Within the data below, find the string "important" and return each line where it occurs.
---
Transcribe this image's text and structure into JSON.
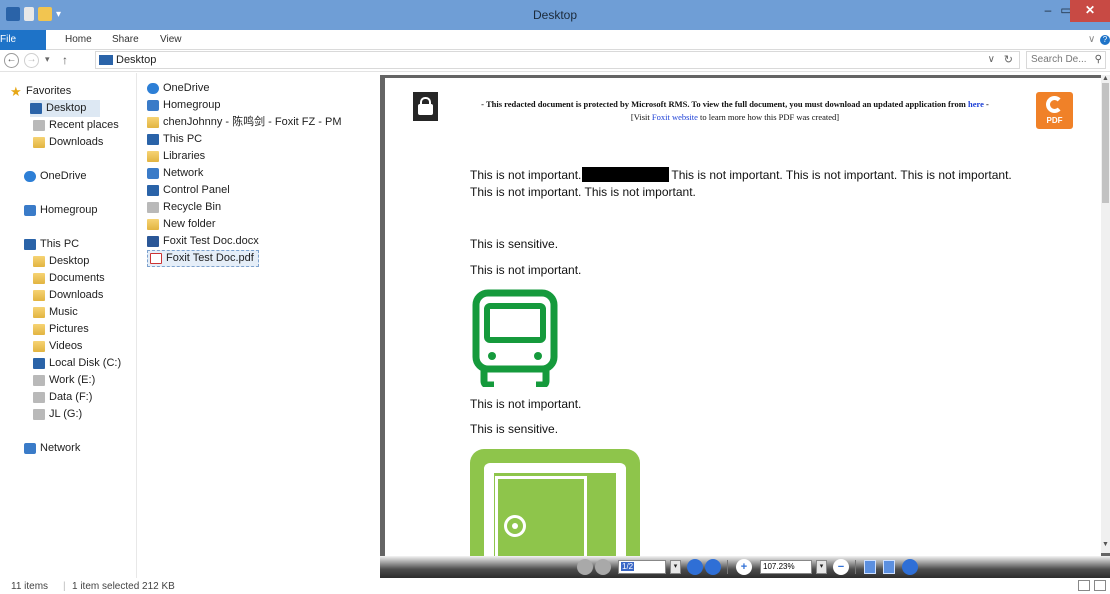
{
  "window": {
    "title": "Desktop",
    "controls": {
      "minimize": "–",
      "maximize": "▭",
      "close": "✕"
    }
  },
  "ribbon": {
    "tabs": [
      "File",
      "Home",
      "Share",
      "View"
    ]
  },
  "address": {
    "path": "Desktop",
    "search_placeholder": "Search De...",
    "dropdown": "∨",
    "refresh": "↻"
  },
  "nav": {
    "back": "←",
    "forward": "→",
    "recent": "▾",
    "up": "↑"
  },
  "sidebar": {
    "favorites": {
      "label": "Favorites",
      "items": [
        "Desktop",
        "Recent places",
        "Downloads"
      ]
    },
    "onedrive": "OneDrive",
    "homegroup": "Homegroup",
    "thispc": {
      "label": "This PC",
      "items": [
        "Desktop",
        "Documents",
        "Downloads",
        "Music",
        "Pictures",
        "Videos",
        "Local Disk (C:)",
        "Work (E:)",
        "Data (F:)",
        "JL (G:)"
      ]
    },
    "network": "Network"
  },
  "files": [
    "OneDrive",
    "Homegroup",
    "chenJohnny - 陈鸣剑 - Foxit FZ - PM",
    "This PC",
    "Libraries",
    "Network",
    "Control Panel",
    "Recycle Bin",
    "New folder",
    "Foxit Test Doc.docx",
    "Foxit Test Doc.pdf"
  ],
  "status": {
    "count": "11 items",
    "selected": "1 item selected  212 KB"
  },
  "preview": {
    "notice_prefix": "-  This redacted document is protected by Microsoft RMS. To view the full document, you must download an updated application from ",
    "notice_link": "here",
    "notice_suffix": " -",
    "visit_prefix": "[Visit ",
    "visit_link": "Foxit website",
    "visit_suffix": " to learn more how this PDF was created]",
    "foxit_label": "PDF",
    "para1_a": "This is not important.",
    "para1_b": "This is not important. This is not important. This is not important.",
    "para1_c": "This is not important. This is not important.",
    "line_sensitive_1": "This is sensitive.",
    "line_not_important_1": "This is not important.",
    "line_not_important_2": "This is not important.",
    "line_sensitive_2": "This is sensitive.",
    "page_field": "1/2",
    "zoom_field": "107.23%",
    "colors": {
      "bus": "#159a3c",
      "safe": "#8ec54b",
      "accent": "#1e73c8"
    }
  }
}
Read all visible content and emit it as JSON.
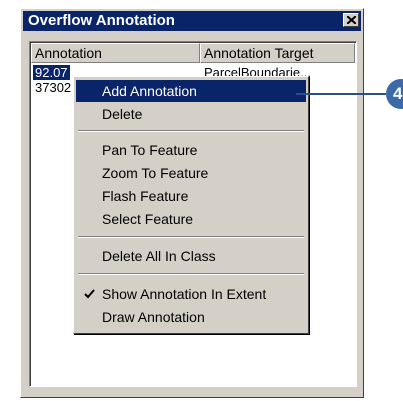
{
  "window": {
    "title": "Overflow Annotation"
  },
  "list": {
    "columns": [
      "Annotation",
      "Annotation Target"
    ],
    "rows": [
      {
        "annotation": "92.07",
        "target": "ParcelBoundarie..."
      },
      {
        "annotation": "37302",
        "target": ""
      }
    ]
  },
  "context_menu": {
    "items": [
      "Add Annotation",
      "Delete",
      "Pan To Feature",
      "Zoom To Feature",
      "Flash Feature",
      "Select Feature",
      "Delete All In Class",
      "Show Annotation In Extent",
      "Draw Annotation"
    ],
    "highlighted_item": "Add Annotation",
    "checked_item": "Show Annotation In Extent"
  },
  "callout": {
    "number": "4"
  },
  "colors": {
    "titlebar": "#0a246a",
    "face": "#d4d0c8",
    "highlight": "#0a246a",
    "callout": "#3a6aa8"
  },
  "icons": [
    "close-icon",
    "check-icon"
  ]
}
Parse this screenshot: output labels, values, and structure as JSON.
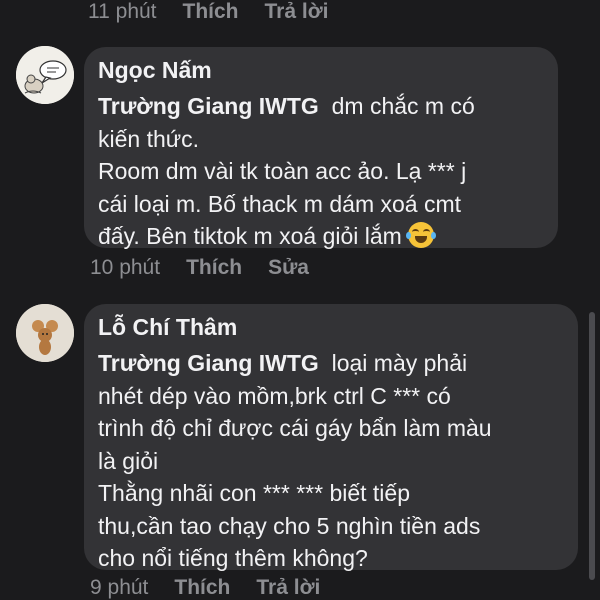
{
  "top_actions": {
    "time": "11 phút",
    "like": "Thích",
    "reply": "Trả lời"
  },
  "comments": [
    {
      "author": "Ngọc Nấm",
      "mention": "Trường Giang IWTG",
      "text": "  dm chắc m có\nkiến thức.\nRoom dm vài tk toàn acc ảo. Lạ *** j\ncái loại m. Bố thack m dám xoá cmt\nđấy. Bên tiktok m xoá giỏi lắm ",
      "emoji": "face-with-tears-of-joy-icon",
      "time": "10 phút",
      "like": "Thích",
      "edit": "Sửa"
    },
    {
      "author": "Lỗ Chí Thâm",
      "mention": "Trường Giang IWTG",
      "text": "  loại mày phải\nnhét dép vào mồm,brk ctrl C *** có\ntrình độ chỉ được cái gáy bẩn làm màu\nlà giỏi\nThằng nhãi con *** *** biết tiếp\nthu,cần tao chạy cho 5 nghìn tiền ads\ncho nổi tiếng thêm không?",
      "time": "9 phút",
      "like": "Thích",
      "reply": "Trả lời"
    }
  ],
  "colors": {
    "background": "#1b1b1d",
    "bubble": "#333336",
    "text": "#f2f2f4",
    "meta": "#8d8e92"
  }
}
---
Written response →
    "para1_a": "This is not important.",
    "para1_b": "This is not important. This is not important. This is not important.",
    "para1_c": "This is not important. This is not important.",
    "line_not_important_1": "This is not important.",
    "line_not_important_2": "This is not important.",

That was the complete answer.